Bangladesh qualified for the knockout stages a World Cup for the first time © Getty Images
Bangladesh qualified for the knockout stages a World Cup for the first time © Getty Images

Every time Bangladesh beat a top side in the years gone by, one wondered whether it could propel them to greater heights in world cricket. Seldom did things pan out as romantically. While the agonising wait for a consistently competitive Bangladesh seems to have ceased in limited overs cricket, can they transmogrify into a force to reckon with in Test cricket? Ankur Dhawan considers the possibility

What essentially separates lower ranked and associate nations from quality Test sides is the fact that their raw youngsters enter the world stage as untested products. The pace of evolution of emerging talent is significantly sluggish in these countries. This is possibly because of the gulf between the level of cricket played domestically and the rigors of International cricket. Youngsters often enter the deep waters to learn basics that are considered a given at the highest level. However, Bangladesh have begun churning out readymade cricketers in the last couple of years which suggests that the level of Domestic cricket in the country has risen a few notches. Bangladesh vs Pakistan 2015, 3rd ODI at Dhaka, Preview

Bangladesh is experiencing its most lucrative period in terms of results on the field. A sterling performance in the ICC Cricket World Cup 2015 was followed by two resounding wins against a new look Pakistan at home. Aside from a healthy wins column, the team looks better equipped than ever before, a cornerstone for a bright foreseeable future is in place. Javed Miandad calls losing ODI series to Bangladesh “lowest point” in Pakistan’s cricketing history

Although Bangladesh have tasted success at World Cups in the past, it has often been an archetypal case of a flash in the pan. Bangladesh of the yore invariably retreated into mediocrity. A high was generally followed by a gut-wrenching low. While the team competed occasionally at home, their away performances were shambolic. The quarter-final qualification in the ICC Cricket World Cup 2015 was especially heartening from the point of view that Bangladesh rarely tour either Australia or New Zealand. This time it was different, they have finally found their moorings. Mohammad Hafeez thanks PCB, Saqlain Mushtaq for helping him clear bowling test

Following a successful World Cup, Bangladesh have quickly brushed aside scepticism regarding their consistency by pocketing the three match One Day International (ODI) series against Pakistan. Amidst euphoric celebrations, Mashrafe Mortaza sounded a warning, categorically stating that Bangladesh aren’t going to take their foot off the pedal in the inconsequential third ODI and will endeavour to carry the form and the momentum into the Test series. The statement is symptomatic of a drastic change in attitude and intent.  It is also incontestably true that though Bangladesh are a vastly improved ODI outfit at home and away,  Test success remains elusive. But away success, albeit in the shorter format, is still a giant evolutionary step. Mashrafe Mortaza eyes whitewash following Bangladesh’s series win against Pakistan

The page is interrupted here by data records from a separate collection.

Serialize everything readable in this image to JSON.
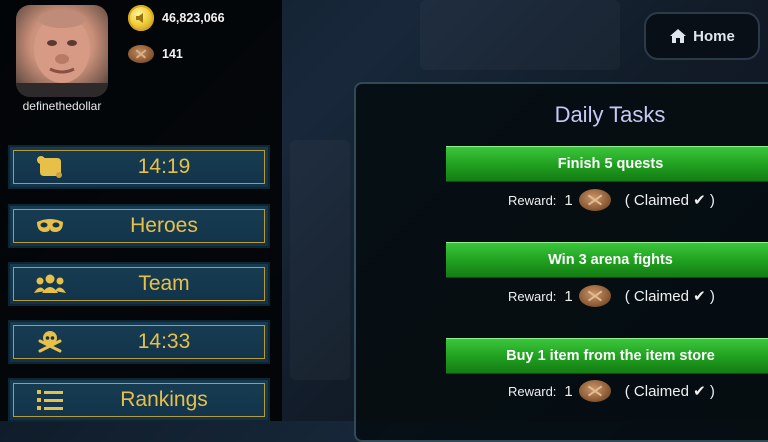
{
  "player": {
    "username": "definethedollar",
    "avatar_icon": "player-portrait",
    "coins": "46,823,066",
    "bread": "141"
  },
  "menu": [
    {
      "id": "timer-1",
      "label": "14:19",
      "icon": "scroll-icon"
    },
    {
      "id": "heroes",
      "label": "Heroes",
      "icon": "mask-icon"
    },
    {
      "id": "team",
      "label": "Team",
      "icon": "users-icon"
    },
    {
      "id": "timer-2",
      "label": "14:33",
      "icon": "skull-crossbones-icon"
    },
    {
      "id": "rankings",
      "label": "Rankings",
      "icon": "ranked-list-icon"
    }
  ],
  "home": {
    "label": "Home",
    "icon": "house-icon"
  },
  "daily_tasks": {
    "title": "Daily Tasks",
    "reward_label": "Reward:",
    "tasks": [
      {
        "name": "Finish 5 quests",
        "amount": "1",
        "status": "( Claimed ✔ )"
      },
      {
        "name": "Win 3 arena fights",
        "amount": "1",
        "status": "( Claimed ✔ )"
      },
      {
        "name": "Buy 1 item from the item store",
        "amount": "1",
        "status": "( Claimed ✔ )"
      }
    ]
  },
  "colors": {
    "menu_text": "#e7c04a",
    "task_green": "#1f9e1f",
    "panel_title": "#c7c8f3"
  }
}
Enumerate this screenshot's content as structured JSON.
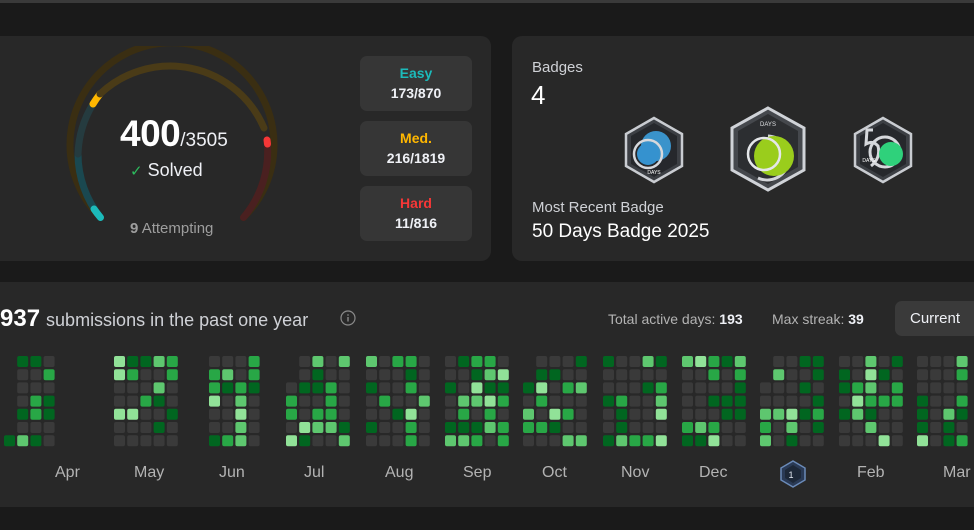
{
  "progress": {
    "solved": "400",
    "total": "/3505",
    "check_icon": "check-icon",
    "solved_label": "Solved",
    "attempting_count": "9",
    "attempting_label": "Attempting",
    "difficulties": [
      {
        "label": "Easy",
        "count": "173/870",
        "color": "#1cbaba"
      },
      {
        "label": "Med.",
        "count": "216/1819",
        "color": "#ffb700"
      },
      {
        "label": "Hard",
        "count": "11/816",
        "color": "#f63737"
      }
    ]
  },
  "badges": {
    "title": "Badges",
    "count": "4",
    "items": [
      "badge-days-blue-icon",
      "badge-days-green-icon",
      "badge-50-days-icon"
    ],
    "recent_label": "Most Recent Badge",
    "recent_name": "50 Days Badge 2025",
    "badge_text": "DAYS"
  },
  "submissions": {
    "count": "937",
    "label": "submissions in the past one year",
    "info_icon": "info-icon",
    "active_days_label": "Total active days:",
    "active_days": "193",
    "max_streak_label": "Max streak:",
    "max_streak": "39",
    "current_button": "Current",
    "months": [
      "Apr",
      "May",
      "Jun",
      "Jul",
      "Aug",
      "Sep",
      "Oct",
      "Nov",
      "Dec",
      "Feb",
      "Mar"
    ],
    "month_badge_icon": "monthly-badge-icon",
    "month_badge_text": "1",
    "heat_colors": [
      "#3a3a3a",
      "#016620",
      "#28a746",
      "#5ec76f",
      "#91e298"
    ]
  }
}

One needs to only turn the clock back on the rise of Sri Lankan cricket in the 90s. Sri Lanka were equally slow coming off the block in International cricket. The baby steps were taken with sporadic ODI successes at home, before it spilled over into overseas campaigns. The win over South Africa in the 1992 World Cup was a turning point. It was then that the stepping stones for an unthinkable World Cup triumph in 1996 were laid. Following the World Cup success in 1996, Sri Lankan cricket transformed forever. Regular Test success followed suit at the turn of the century. Waqar Younis: Pakistan should change their defensive style of play

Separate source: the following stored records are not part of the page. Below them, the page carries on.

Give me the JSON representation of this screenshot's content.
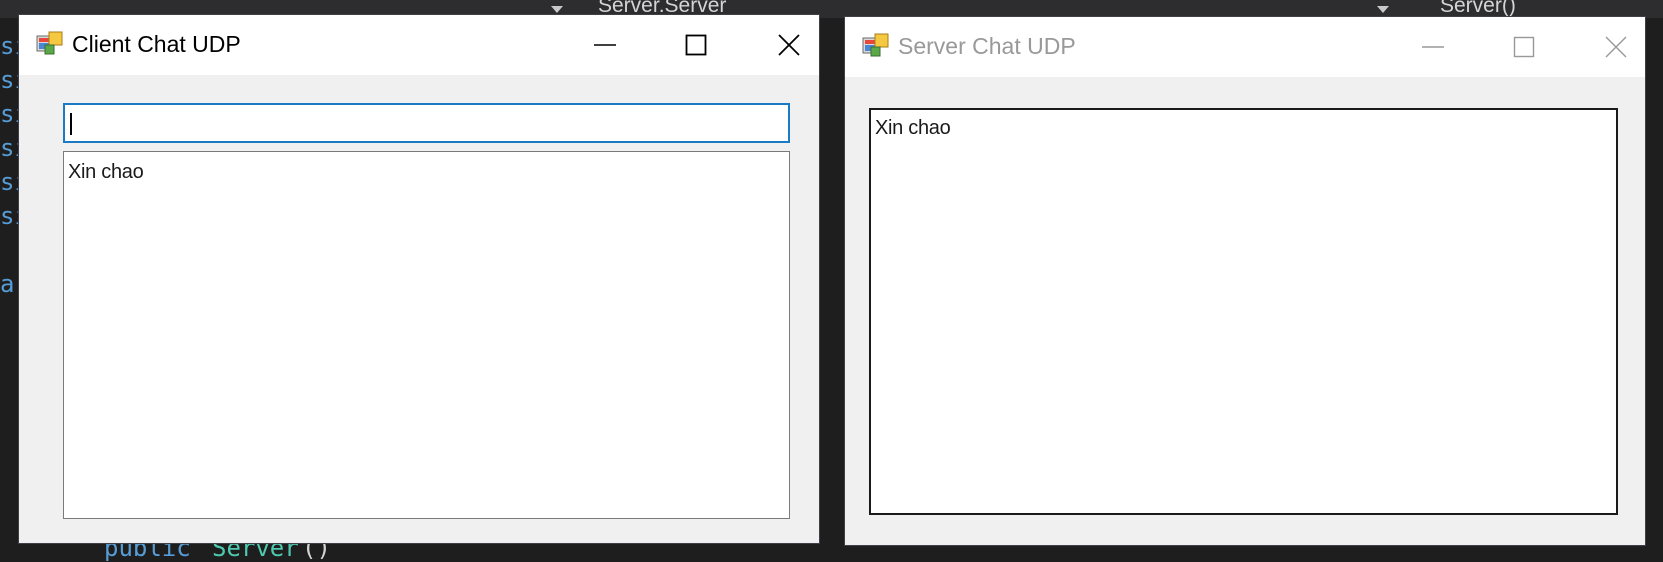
{
  "background": {
    "code_left": [
      "si",
      "si",
      "si",
      "si",
      "si",
      "si",
      "ar"
    ],
    "code_bottom": {
      "keyword": "public",
      "type": "Server",
      "punct": "()"
    },
    "crumbs": [
      "Server.Server",
      "Server()"
    ]
  },
  "client_window": {
    "title": "Client Chat UDP",
    "message_input": {
      "value": "",
      "placeholder": ""
    },
    "chat_log": [
      "Xin chao"
    ],
    "buttons": {
      "minimize": "minimize-icon",
      "maximize": "maximize-icon",
      "close": "close-icon"
    }
  },
  "server_window": {
    "title": "Server Chat UDP",
    "chat_log": [
      "Xin chao"
    ],
    "buttons": {
      "minimize": "minimize-icon",
      "maximize": "maximize-icon",
      "close": "close-icon"
    }
  },
  "colors": {
    "input_focus_border": "#1a7bc4",
    "window_body": "#f0f0f0",
    "ide_background": "#1e1e1e"
  }
}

For once, Bangladesh have the countenance of a side that has most bases covered. Its nascent pace bowling arsenal is especially encouraging for a country that never had a dearth of spinners. Their young batsmen are adapting to International cricket quicker than previous generations and the old brigade is enjoying success that eluded them for most of their early days in international cricket. Tamim Iqbal, Shakib al Hasan, Mushfiqur Rahim, Mahmadullah and captain Mashrafe Mortaza are regularly inscribing their names in the record books and are at the zenith of their power.

The core of the side is about the same age, which should stand them in good stead as they prepare for couple of years ahead, starting with the two-Test series against Pakistan, followed by high profile tours by South Africa, Australia, and the much coveted away series against India in 2016. These could be the defining years for Bangladesh in Test cricket, and a strong response could potentially change the dynamics of World Cricket altogether.

(Ankur Dhawan, heavily influenced by dystopian novels, naturally has about 59 conspiracy theories for every moment in the game of cricket. On finding a direct link between his head and the tip of his fingers, he also writes about it)